§ **Supplied records**:
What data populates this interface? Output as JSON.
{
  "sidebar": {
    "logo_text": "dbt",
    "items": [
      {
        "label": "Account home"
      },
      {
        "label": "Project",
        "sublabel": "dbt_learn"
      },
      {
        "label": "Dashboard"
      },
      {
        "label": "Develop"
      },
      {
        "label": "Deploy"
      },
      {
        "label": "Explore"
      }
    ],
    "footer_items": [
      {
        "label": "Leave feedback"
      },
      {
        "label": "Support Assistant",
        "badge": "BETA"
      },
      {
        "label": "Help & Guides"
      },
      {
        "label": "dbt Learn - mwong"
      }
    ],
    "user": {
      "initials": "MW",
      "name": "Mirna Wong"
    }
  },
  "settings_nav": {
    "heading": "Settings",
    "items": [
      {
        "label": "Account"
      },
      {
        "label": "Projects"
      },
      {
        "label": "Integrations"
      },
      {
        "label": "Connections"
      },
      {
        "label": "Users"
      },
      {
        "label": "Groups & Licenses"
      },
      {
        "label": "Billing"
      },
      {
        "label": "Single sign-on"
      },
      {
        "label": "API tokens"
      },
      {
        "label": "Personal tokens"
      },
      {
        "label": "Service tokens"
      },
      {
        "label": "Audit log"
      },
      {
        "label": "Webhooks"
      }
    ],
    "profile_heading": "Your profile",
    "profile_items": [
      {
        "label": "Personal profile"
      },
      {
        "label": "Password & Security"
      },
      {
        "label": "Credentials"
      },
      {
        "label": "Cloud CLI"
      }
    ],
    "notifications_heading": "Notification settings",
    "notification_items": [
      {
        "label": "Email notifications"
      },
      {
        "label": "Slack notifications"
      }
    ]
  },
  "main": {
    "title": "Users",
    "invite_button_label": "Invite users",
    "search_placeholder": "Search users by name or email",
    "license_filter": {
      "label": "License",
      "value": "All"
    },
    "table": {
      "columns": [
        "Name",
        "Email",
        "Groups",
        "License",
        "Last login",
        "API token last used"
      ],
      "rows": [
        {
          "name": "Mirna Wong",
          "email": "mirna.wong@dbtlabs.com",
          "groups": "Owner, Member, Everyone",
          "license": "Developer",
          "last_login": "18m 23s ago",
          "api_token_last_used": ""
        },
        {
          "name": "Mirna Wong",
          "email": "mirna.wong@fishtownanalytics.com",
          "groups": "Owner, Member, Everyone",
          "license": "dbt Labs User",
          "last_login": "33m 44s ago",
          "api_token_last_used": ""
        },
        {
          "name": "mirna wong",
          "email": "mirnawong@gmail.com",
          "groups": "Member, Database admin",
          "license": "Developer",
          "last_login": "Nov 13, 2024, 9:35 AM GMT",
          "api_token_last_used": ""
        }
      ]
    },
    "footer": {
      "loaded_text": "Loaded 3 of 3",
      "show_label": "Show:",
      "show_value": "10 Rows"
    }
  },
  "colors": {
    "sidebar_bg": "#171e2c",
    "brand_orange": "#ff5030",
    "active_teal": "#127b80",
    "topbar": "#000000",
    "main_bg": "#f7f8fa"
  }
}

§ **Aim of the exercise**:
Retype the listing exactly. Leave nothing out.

§ **Solution for this exercise**:
What data populates this interface? Output as JSON.
{
  "sidebar": {
    "logo_text": "dbt",
    "items": [
      {
        "label": "Account home"
      },
      {
        "label": "Project",
        "sublabel": "dbt_learn"
      },
      {
        "label": "Dashboard"
      },
      {
        "label": "Develop"
      },
      {
        "label": "Deploy"
      },
      {
        "label": "Explore"
      }
    ],
    "footer_items": [
      {
        "label": "Leave feedback"
      },
      {
        "label": "Support Assistant",
        "badge": "BETA"
      },
      {
        "label": "Help & Guides"
      },
      {
        "label": "dbt Learn - mwong"
      }
    ],
    "user": {
      "initials": "MW",
      "name": "Mirna Wong"
    }
  },
  "settings_nav": {
    "heading": "Settings",
    "items": [
      {
        "label": "Account"
      },
      {
        "label": "Projects"
      },
      {
        "label": "Integrations"
      },
      {
        "label": "Connections"
      },
      {
        "label": "Users"
      },
      {
        "label": "Groups & Licenses"
      },
      {
        "label": "Billing"
      },
      {
        "label": "Single sign-on"
      },
      {
        "label": "API tokens"
      },
      {
        "label": "Personal tokens"
      },
      {
        "label": "Service tokens"
      },
      {
        "label": "Audit log"
      },
      {
        "label": "Webhooks"
      }
    ],
    "profile_heading": "Your profile",
    "profile_items": [
      {
        "label": "Personal profile"
      },
      {
        "label": "Password & Security"
      },
      {
        "label": "Credentials"
      },
      {
        "label": "Cloud CLI"
      }
    ],
    "notifications_heading": "Notification settings",
    "notification_items": [
      {
        "label": "Email notifications"
      },
      {
        "label": "Slack notifications"
      }
    ]
  },
  "main": {
    "title": "Users",
    "invite_button_label": "Invite users",
    "search_placeholder": "Search users by name or email",
    "license_filter": {
      "label": "License",
      "value": "All"
    },
    "table": {
      "columns": [
        "Name",
        "Email",
        "Groups",
        "License",
        "Last login",
        "API token last used"
      ],
      "rows": [
        {
          "name": "Mirna Wong",
          "email": "mirna.wong@dbtlabs.com",
          "groups": "Owner, Member, Everyone",
          "license": "Developer",
          "last_login": "18m 23s ago",
          "api_token_last_used": ""
        },
        {
          "name": "Mirna Wong",
          "email": "mirna.wong@fishtownanalytics.com",
          "groups": "Owner, Member, Everyone",
          "license": "dbt Labs User",
          "last_login": "33m 44s ago",
          "api_token_last_used": ""
        },
        {
          "name": "mirna wong",
          "email": "mirnawong@gmail.com",
          "groups": "Member, Database admin",
          "license": "Developer",
          "last_login": "Nov 13, 2024, 9:35 AM GMT",
          "api_token_last_used": ""
        }
      ]
    },
    "footer": {
      "loaded_text": "Loaded 3 of 3",
      "show_label": "Show:",
      "show_value": "10 Rows"
    }
  },
  "colors": {
    "sidebar_bg": "#171e2c",
    "brand_orange": "#ff5030",
    "active_teal": "#127b80",
    "topbar": "#000000",
    "main_bg": "#f7f8fa"
  }
}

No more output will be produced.